Stored data:
* * *
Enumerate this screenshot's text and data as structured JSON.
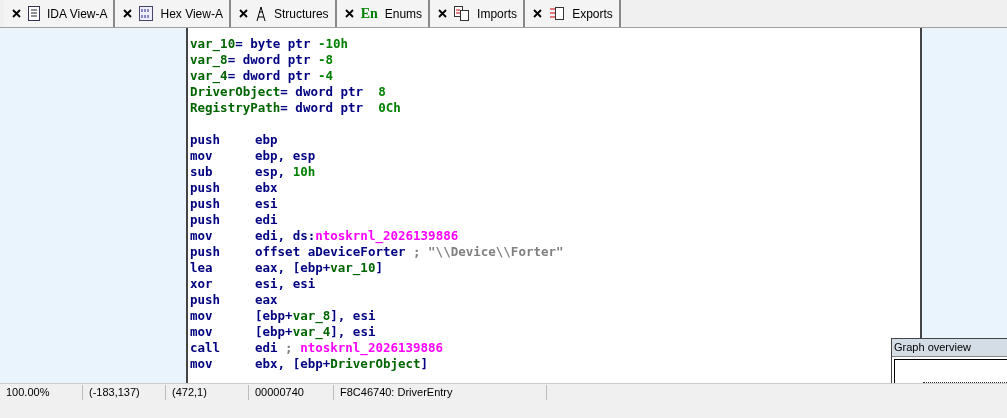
{
  "tabs": [
    {
      "label": "IDA View-A",
      "kind": "document"
    },
    {
      "label": "Hex View-A",
      "kind": "hex"
    },
    {
      "label": "Structures",
      "kind": "structure"
    },
    {
      "label": "Enums",
      "kind": "enum",
      "icon_text": "En"
    },
    {
      "label": "Imports",
      "kind": "imports"
    },
    {
      "label": "Exports",
      "kind": "exports"
    }
  ],
  "code_lines": [
    {
      "kind": "declaration",
      "segments": [
        {
          "text": "var_10",
          "kind": "var"
        },
        {
          "text": "= byte ptr ",
          "kind": "plain"
        },
        {
          "text": "-10h",
          "kind": "number"
        }
      ]
    },
    {
      "kind": "declaration",
      "segments": [
        {
          "text": "var_8",
          "kind": "var"
        },
        {
          "text": "= dword ptr ",
          "kind": "plain"
        },
        {
          "text": "-8",
          "kind": "number"
        }
      ]
    },
    {
      "kind": "declaration",
      "segments": [
        {
          "text": "var_4",
          "kind": "var"
        },
        {
          "text": "= dword ptr ",
          "kind": "plain"
        },
        {
          "text": "-4",
          "kind": "number"
        }
      ]
    },
    {
      "kind": "declaration",
      "segments": [
        {
          "text": "DriverObject",
          "kind": "var"
        },
        {
          "text": "= dword ptr  ",
          "kind": "plain"
        },
        {
          "text": "8",
          "kind": "number"
        }
      ]
    },
    {
      "kind": "declaration",
      "segments": [
        {
          "text": "RegistryPath",
          "kind": "var"
        },
        {
          "text": "= dword ptr  ",
          "kind": "plain"
        },
        {
          "text": "0Ch",
          "kind": "number"
        }
      ]
    },
    {
      "kind": "blank"
    },
    {
      "kind": "instruction",
      "mnemonic": "push",
      "segments": [
        {
          "text": "ebp",
          "kind": "plain"
        }
      ]
    },
    {
      "kind": "instruction",
      "mnemonic": "mov",
      "segments": [
        {
          "text": "ebp, esp",
          "kind": "plain"
        }
      ]
    },
    {
      "kind": "instruction",
      "mnemonic": "sub",
      "segments": [
        {
          "text": "esp, ",
          "kind": "plain"
        },
        {
          "text": "10h",
          "kind": "number"
        }
      ]
    },
    {
      "kind": "instruction",
      "mnemonic": "push",
      "segments": [
        {
          "text": "ebx",
          "kind": "plain"
        }
      ]
    },
    {
      "kind": "instruction",
      "mnemonic": "push",
      "segments": [
        {
          "text": "esi",
          "kind": "plain"
        }
      ]
    },
    {
      "kind": "instruction",
      "mnemonic": "push",
      "segments": [
        {
          "text": "edi",
          "kind": "plain"
        }
      ]
    },
    {
      "kind": "instruction",
      "mnemonic": "mov",
      "segments": [
        {
          "text": "edi, ds:",
          "kind": "plain"
        },
        {
          "text": "ntoskrnl_2026139886",
          "kind": "import"
        }
      ]
    },
    {
      "kind": "instruction",
      "mnemonic": "push",
      "segments": [
        {
          "text": "offset aDeviceForter",
          "kind": "plain"
        },
        {
          "text": " ; \"\\\\Device\\\\Forter\"",
          "kind": "comment"
        }
      ]
    },
    {
      "kind": "instruction",
      "mnemonic": "lea",
      "segments": [
        {
          "text": "eax, [ebp+",
          "kind": "plain"
        },
        {
          "text": "var_10",
          "kind": "var"
        },
        {
          "text": "]",
          "kind": "plain"
        }
      ]
    },
    {
      "kind": "instruction",
      "mnemonic": "xor",
      "segments": [
        {
          "text": "esi, esi",
          "kind": "plain"
        }
      ]
    },
    {
      "kind": "instruction",
      "mnemonic": "push",
      "segments": [
        {
          "text": "eax",
          "kind": "plain"
        }
      ]
    },
    {
      "kind": "instruction",
      "mnemonic": "mov",
      "segments": [
        {
          "text": "[ebp+",
          "kind": "plain"
        },
        {
          "text": "var_8",
          "kind": "var"
        },
        {
          "text": "], esi",
          "kind": "plain"
        }
      ]
    },
    {
      "kind": "instruction",
      "mnemonic": "mov",
      "segments": [
        {
          "text": "[ebp+",
          "kind": "plain"
        },
        {
          "text": "var_4",
          "kind": "var"
        },
        {
          "text": "], esi",
          "kind": "plain"
        }
      ]
    },
    {
      "kind": "instruction",
      "mnemonic": "call",
      "segments": [
        {
          "text": "edi",
          "kind": "plain"
        },
        {
          "text": " ; ",
          "kind": "comment"
        },
        {
          "text": "ntoskrnl_2026139886",
          "kind": "import"
        }
      ]
    },
    {
      "kind": "instruction",
      "mnemonic": "mov",
      "segments": [
        {
          "text": "ebx, [ebp+",
          "kind": "plain"
        },
        {
          "text": "DriverObject",
          "kind": "var"
        },
        {
          "text": "]",
          "kind": "plain"
        }
      ]
    }
  ],
  "status_bar": [
    "100.00%",
    "(-183,137)",
    "(472,1)",
    "00000740",
    "F8C46740: DriverEntry"
  ],
  "graph_overview": {
    "title": "Graph overview"
  }
}
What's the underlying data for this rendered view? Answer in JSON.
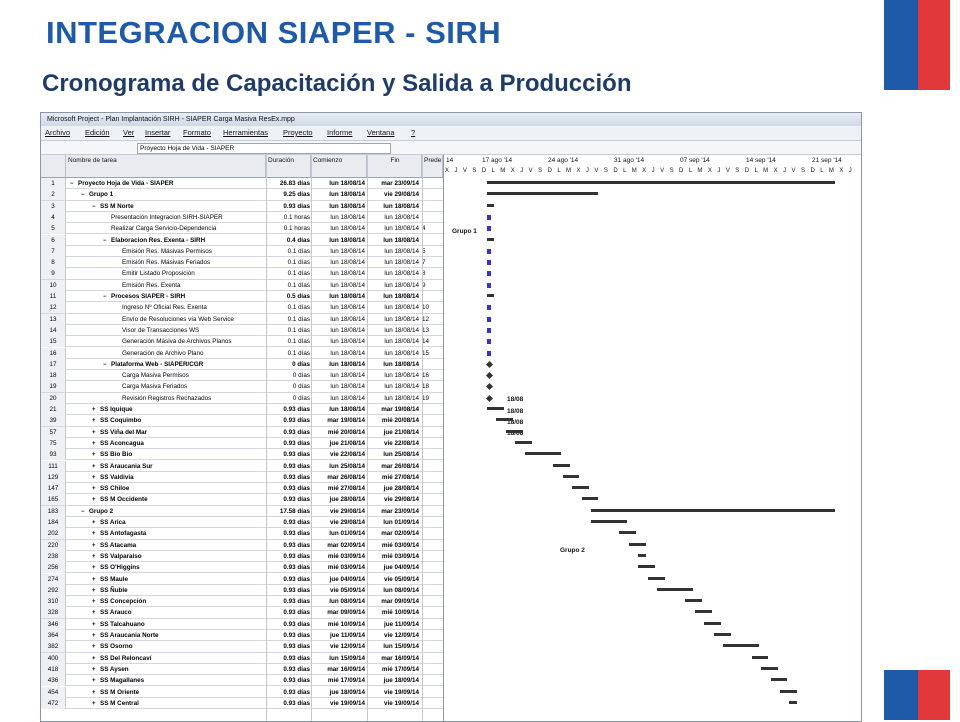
{
  "slide": {
    "title": "INTEGRACION SIAPER - SIRH",
    "subtitle": "Cronograma de Capacitación y Salida a Producción"
  },
  "colors": {
    "flag_blue": "#1e5aa8",
    "flag_red": "#e0383b",
    "title": "#1e5aa8",
    "subtitle": "#1f3b68"
  },
  "window": {
    "title": "Microsoft Project - Plan Implantación SIRH - SIAPER Carga Masiva ResEx.mpp",
    "menu": [
      "Archivo",
      "Edición",
      "Ver",
      "Insertar",
      "Formato",
      "Herramientas",
      "Proyecto",
      "Informe",
      "Ventana",
      "?"
    ],
    "entry_value": "Proyecto Hoja de Vida - SIAPER"
  },
  "columns": {
    "name": "Nombre de tarea",
    "duration": "Duración",
    "start": "Comienzo",
    "end": "Fin",
    "pred": "Prede"
  },
  "timescale": {
    "weeks": [
      "14",
      "17 ago '14",
      "24 ago '14",
      "31 ago '14",
      "07 sep '14",
      "14 sep '14",
      "21 sep '14"
    ],
    "days": "X J V S D L M X J V S D L M X J V S D L M X J V S D L M X J V S D L M X J V S D L M X J"
  },
  "gantt_labels": {
    "grupo1": "Grupo 1",
    "grupo2": "Grupo 2",
    "m17": "18/08",
    "m18": "18/08",
    "m19": "18/08",
    "m20": "18/08"
  },
  "rows": [
    {
      "id": "1",
      "name": "Proyecto Hoja de Vida - SIAPER",
      "dur": "26.83 días",
      "start": "lun 18/08/14",
      "end": "mar 23/09/14",
      "pred": "",
      "bold": true,
      "lvl": 0,
      "mk": "−"
    },
    {
      "id": "2",
      "name": "Grupo 1",
      "dur": "9.25 días",
      "start": "lun 18/08/14",
      "end": "vie 29/08/14",
      "pred": "",
      "bold": true,
      "lvl": 1,
      "mk": "−"
    },
    {
      "id": "3",
      "name": "SS M Norte",
      "dur": "0.93 días",
      "start": "lun 18/08/14",
      "end": "lun 18/08/14",
      "pred": "",
      "bold": true,
      "lvl": 2,
      "mk": "−"
    },
    {
      "id": "4",
      "name": "Presentación Integracion SIRH-SIAPER",
      "dur": "0.1 horas",
      "start": "lun 18/08/14",
      "end": "lun 18/08/14",
      "pred": "",
      "bold": false,
      "lvl": 3,
      "mk": ""
    },
    {
      "id": "5",
      "name": "Realizar Carga Servicio-Dependencia",
      "dur": "0.1 horas",
      "start": "lun 18/08/14",
      "end": "lun 18/08/14",
      "pred": "4",
      "bold": false,
      "lvl": 3,
      "mk": ""
    },
    {
      "id": "6",
      "name": "Elaboracion Res. Exenta - SIRH",
      "dur": "0.4 días",
      "start": "lun 18/08/14",
      "end": "lun 18/08/14",
      "pred": "",
      "bold": true,
      "lvl": 3,
      "mk": "−"
    },
    {
      "id": "7",
      "name": "Emisión Res. Másivas Permisos",
      "dur": "0.1 días",
      "start": "lun 18/08/14",
      "end": "lun 18/08/14",
      "pred": "5",
      "bold": false,
      "lvl": 4,
      "mk": ""
    },
    {
      "id": "8",
      "name": "Emisión Res. Másivas Feriados",
      "dur": "0.1 días",
      "start": "lun 18/08/14",
      "end": "lun 18/08/14",
      "pred": "7",
      "bold": false,
      "lvl": 4,
      "mk": ""
    },
    {
      "id": "9",
      "name": "Emitir Listado Proposición",
      "dur": "0.1 días",
      "start": "lun 18/08/14",
      "end": "lun 18/08/14",
      "pred": "8",
      "bold": false,
      "lvl": 4,
      "mk": ""
    },
    {
      "id": "10",
      "name": "Emisión Res. Exenta",
      "dur": "0.1 días",
      "start": "lun 18/08/14",
      "end": "lun 18/08/14",
      "pred": "9",
      "bold": false,
      "lvl": 4,
      "mk": ""
    },
    {
      "id": "11",
      "name": "Procesos SIAPER - SIRH",
      "dur": "0.5 días",
      "start": "lun 18/08/14",
      "end": "lun 18/08/14",
      "pred": "",
      "bold": true,
      "lvl": 3,
      "mk": "−"
    },
    {
      "id": "12",
      "name": "Ingreso Nº Oficial Res. Exenta",
      "dur": "0.1 días",
      "start": "lun 18/08/14",
      "end": "lun 18/08/14",
      "pred": "10",
      "bold": false,
      "lvl": 4,
      "mk": ""
    },
    {
      "id": "13",
      "name": "Envío de Resoluciones vía Web Service",
      "dur": "0.1 días",
      "start": "lun 18/08/14",
      "end": "lun 18/08/14",
      "pred": "12",
      "bold": false,
      "lvl": 4,
      "mk": ""
    },
    {
      "id": "14",
      "name": "Visor de Transacciones WS",
      "dur": "0.1 días",
      "start": "lun 18/08/14",
      "end": "lun 18/08/14",
      "pred": "13",
      "bold": false,
      "lvl": 4,
      "mk": ""
    },
    {
      "id": "15",
      "name": "Generación Másiva de Archivos Planos",
      "dur": "0.1 días",
      "start": "lun 18/08/14",
      "end": "lun 18/08/14",
      "pred": "14",
      "bold": false,
      "lvl": 4,
      "mk": ""
    },
    {
      "id": "16",
      "name": "Generación de Archivo Plano",
      "dur": "0.1 días",
      "start": "lun 18/08/14",
      "end": "lun 18/08/14",
      "pred": "15",
      "bold": false,
      "lvl": 4,
      "mk": ""
    },
    {
      "id": "17",
      "name": "Plataforma Web - SIAPER/CGR",
      "dur": "0 días",
      "start": "lun 18/08/14",
      "end": "lun 18/08/14",
      "pred": "",
      "bold": true,
      "lvl": 3,
      "mk": "−"
    },
    {
      "id": "18",
      "name": "Carga Masiva Permisos",
      "dur": "0 días",
      "start": "lun 18/08/14",
      "end": "lun 18/08/14",
      "pred": "16",
      "bold": false,
      "lvl": 4,
      "mk": ""
    },
    {
      "id": "19",
      "name": "Carga Masiva Feriados",
      "dur": "0 días",
      "start": "lun 18/08/14",
      "end": "lun 18/08/14",
      "pred": "18",
      "bold": false,
      "lvl": 4,
      "mk": ""
    },
    {
      "id": "20",
      "name": "Revisión Registros Rechazados",
      "dur": "0 días",
      "start": "lun 18/08/14",
      "end": "lun 18/08/14",
      "pred": "19",
      "bold": false,
      "lvl": 4,
      "mk": ""
    },
    {
      "id": "21",
      "name": "SS Iquique",
      "dur": "0.93 días",
      "start": "lun 18/08/14",
      "end": "mar 19/08/14",
      "pred": "",
      "bold": true,
      "lvl": 2,
      "mk": "+"
    },
    {
      "id": "39",
      "name": "SS Coquimbo",
      "dur": "0.93 días",
      "start": "mar 19/08/14",
      "end": "mié 20/08/14",
      "pred": "",
      "bold": true,
      "lvl": 2,
      "mk": "+"
    },
    {
      "id": "57",
      "name": "SS Viña del Mar",
      "dur": "0.93 días",
      "start": "mié 20/08/14",
      "end": "jue 21/08/14",
      "pred": "",
      "bold": true,
      "lvl": 2,
      "mk": "+"
    },
    {
      "id": "75",
      "name": "SS Aconcagua",
      "dur": "0.93 días",
      "start": "jue 21/08/14",
      "end": "vie 22/08/14",
      "pred": "",
      "bold": true,
      "lvl": 2,
      "mk": "+"
    },
    {
      "id": "93",
      "name": "SS Bio Bio",
      "dur": "0.93 días",
      "start": "vie 22/08/14",
      "end": "lun 25/08/14",
      "pred": "",
      "bold": true,
      "lvl": 2,
      "mk": "+"
    },
    {
      "id": "111",
      "name": "SS Araucania Sur",
      "dur": "0.93 días",
      "start": "lun 25/08/14",
      "end": "mar 26/08/14",
      "pred": "",
      "bold": true,
      "lvl": 2,
      "mk": "+"
    },
    {
      "id": "129",
      "name": "SS Valdivia",
      "dur": "0.93 días",
      "start": "mar 26/08/14",
      "end": "mié 27/08/14",
      "pred": "",
      "bold": true,
      "lvl": 2,
      "mk": "+"
    },
    {
      "id": "147",
      "name": "SS Chiloe",
      "dur": "0.93 días",
      "start": "mié 27/08/14",
      "end": "jue 28/08/14",
      "pred": "",
      "bold": true,
      "lvl": 2,
      "mk": "+"
    },
    {
      "id": "165",
      "name": "SS M Occidente",
      "dur": "0.93 días",
      "start": "jue 28/08/14",
      "end": "vie 29/08/14",
      "pred": "",
      "bold": true,
      "lvl": 2,
      "mk": "+"
    },
    {
      "id": "183",
      "name": "Grupo 2",
      "dur": "17.58 días",
      "start": "vie 29/08/14",
      "end": "mar 23/09/14",
      "pred": "",
      "bold": true,
      "lvl": 1,
      "mk": "−"
    },
    {
      "id": "184",
      "name": "SS Arica",
      "dur": "0.93 días",
      "start": "vie 29/08/14",
      "end": "lun 01/09/14",
      "pred": "",
      "bold": true,
      "lvl": 2,
      "mk": "+"
    },
    {
      "id": "202",
      "name": "SS Antofagasta",
      "dur": "0.93 días",
      "start": "lun 01/09/14",
      "end": "mar 02/09/14",
      "pred": "",
      "bold": true,
      "lvl": 2,
      "mk": "+"
    },
    {
      "id": "220",
      "name": "SS Atacama",
      "dur": "0.93 días",
      "start": "mar 02/09/14",
      "end": "mié 03/09/14",
      "pred": "",
      "bold": true,
      "lvl": 2,
      "mk": "+"
    },
    {
      "id": "238",
      "name": "SS Valparaiso",
      "dur": "0.93 días",
      "start": "mié 03/09/14",
      "end": "mié 03/09/14",
      "pred": "",
      "bold": true,
      "lvl": 2,
      "mk": "+"
    },
    {
      "id": "256",
      "name": "SS O'Higgins",
      "dur": "0.93 días",
      "start": "mié 03/09/14",
      "end": "jue 04/09/14",
      "pred": "",
      "bold": true,
      "lvl": 2,
      "mk": "+"
    },
    {
      "id": "274",
      "name": "SS Maule",
      "dur": "0.93 días",
      "start": "jue 04/09/14",
      "end": "vie 05/09/14",
      "pred": "",
      "bold": true,
      "lvl": 2,
      "mk": "+"
    },
    {
      "id": "292",
      "name": "SS Ñuble",
      "dur": "0.93 días",
      "start": "vie 05/09/14",
      "end": "lun 08/09/14",
      "pred": "",
      "bold": true,
      "lvl": 2,
      "mk": "+"
    },
    {
      "id": "310",
      "name": "SS Concepción",
      "dur": "0.93 días",
      "start": "lun 08/09/14",
      "end": "mar 09/09/14",
      "pred": "",
      "bold": true,
      "lvl": 2,
      "mk": "+"
    },
    {
      "id": "328",
      "name": "SS Arauco",
      "dur": "0.93 días",
      "start": "mar 09/09/14",
      "end": "mié 10/09/14",
      "pred": "",
      "bold": true,
      "lvl": 2,
      "mk": "+"
    },
    {
      "id": "346",
      "name": "SS Talcahuano",
      "dur": "0.93 días",
      "start": "mié 10/09/14",
      "end": "jue 11/09/14",
      "pred": "",
      "bold": true,
      "lvl": 2,
      "mk": "+"
    },
    {
      "id": "364",
      "name": "SS Araucania Norte",
      "dur": "0.93 días",
      "start": "jue 11/09/14",
      "end": "vie 12/09/14",
      "pred": "",
      "bold": true,
      "lvl": 2,
      "mk": "+"
    },
    {
      "id": "382",
      "name": "SS Osorno",
      "dur": "0.93 días",
      "start": "vie 12/09/14",
      "end": "lun 15/09/14",
      "pred": "",
      "bold": true,
      "lvl": 2,
      "mk": "+"
    },
    {
      "id": "400",
      "name": "SS Del Reloncaví",
      "dur": "0.93 días",
      "start": "lun 15/09/14",
      "end": "mar 16/09/14",
      "pred": "",
      "bold": true,
      "lvl": 2,
      "mk": "+"
    },
    {
      "id": "418",
      "name": "SS Aysen",
      "dur": "0.93 días",
      "start": "mar 16/09/14",
      "end": "mié 17/09/14",
      "pred": "",
      "bold": true,
      "lvl": 2,
      "mk": "+"
    },
    {
      "id": "436",
      "name": "SS Magallanes",
      "dur": "0.93 días",
      "start": "mié 17/09/14",
      "end": "jue 18/09/14",
      "pred": "",
      "bold": true,
      "lvl": 2,
      "mk": "+"
    },
    {
      "id": "454",
      "name": "SS M Oriente",
      "dur": "0.93 días",
      "start": "jue 18/09/14",
      "end": "vie 19/09/14",
      "pred": "",
      "bold": true,
      "lvl": 2,
      "mk": "+"
    },
    {
      "id": "472",
      "name": "SS M Central",
      "dur": "0.93 días",
      "start": "vie 19/09/14",
      "end": "vie 19/09/14",
      "pred": "",
      "bold": true,
      "lvl": 2,
      "mk": "+"
    }
  ]
}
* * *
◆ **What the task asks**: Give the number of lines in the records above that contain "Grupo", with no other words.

◆ **Result of this task**: 4